From here I will learn to enjoy the different weather. From here I will adjust to the vortex where a week feels like a month. I will learn to think with more intentionality. From here I will continue to grope at random thoughts however incomplete knowing that eventually I will get to retain a few more.

What Is

What Is

I believe the most spiritual things we do are the least spiritual. It isn’t the amount of great inspirational books we consume, or the amount of prayer circles in which we engage that most effectively develop our spiritual eyes. It is when we engage in the most ordinary things in life that we learn to see God.

My spiritual life on this day consisted of giving sips of water to my wife who can no longer hold a cup, can barely swallow, and doesn’t know for certain where she is. She asks the same question every thirty seconds because she doesn’t remember that she’s asked it. Delirious, disconnected, and demented we watch her slip away from us.

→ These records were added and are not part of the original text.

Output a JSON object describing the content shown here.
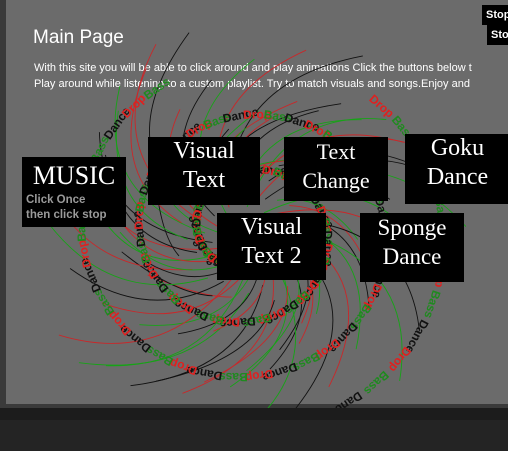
{
  "page": {
    "title": "Main Page",
    "intro_line_1": "With this site you will be able to click around and play animations Click the buttons below t",
    "intro_line_2": "Play around while listening to a custom playlist. Try to match visuals and songs.Enjoy and"
  },
  "buttons": {
    "music": "MUSIC",
    "music_hint_1": "Click Once",
    "music_hint_2": "then click stop",
    "visual_text_1": "Visual",
    "visual_text_2": "Text",
    "text_change_1": "Text",
    "text_change_2": "Change",
    "goku_1": "Goku",
    "goku_2": "Dance",
    "visual_text2_1": "Visual",
    "visual_text2_2": "Text 2",
    "sponge_1": "Sponge",
    "sponge_2": "Dance"
  },
  "controls": {
    "stop_1": "Stop...",
    "stop_2": "Sto"
  },
  "animation": {
    "words": [
      "Drop",
      "Bass",
      "Dance"
    ],
    "colors": {
      "Drop": "#e0201f",
      "Bass": "#1f8a1f",
      "Dance": "#111111",
      "strand_green": "#17a317",
      "strand_red": "#c8282a",
      "strand_dark": "#111111"
    }
  }
}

This is what dying looks like. It sucks with a loud noise! It isn’t graceful. It isn’t sweet. And it sure as hell isn’t pretty. Not the version I’m watching, anyway.

About a week and a half ago Tricia began slipping into long seasons of confusion, not eating, and not being able to feed herself. Her hands and arms are no longer much help as her MS has progressed upward. Her voice is very frail and her speech is slurred when she does attempt to speak. The painful shift in our reality culminated last week when she no longer recognized our daughter.

My point in sharing this entry isn’t to point out how challenging my life is. Nor is it to spin myself as some kind of hero. I’m not. I hate it and wish I were anywhere but here most days. Death’s waiting room is a crappy place to spend any time. The point of this entry is that our most spiritual place is right where we are. Taking up our cross is taking up our reality. This season is just about showing up and giving someone five spoonfuls of sweet potatoes and letting them ask us whether it is morning or night fifty times while we do it. My heart hopes that in those five bites of food she gets from me that she’s reminded that I love her and that I’m here.

What is it that has felt the least spiritual to you today and yet may be the very most spiritual? You may have only thrown a ball with your son, but you made a memory that will shape his life. You may have taken your daughter to the movie, but it impacted her because you gave her the gift of time. The conversation you had with your spouse between soccer games and the grocery store may have felt mundane to you but it meant the world to them. It is those things for which we live. Not the big ministry opportunity, or the great epiphany on the hillside with the guru. It is those five blinking spoonfuls of sweet potatoes that are exactly where God has us. Let’s not waste them and learn to see God in our reality.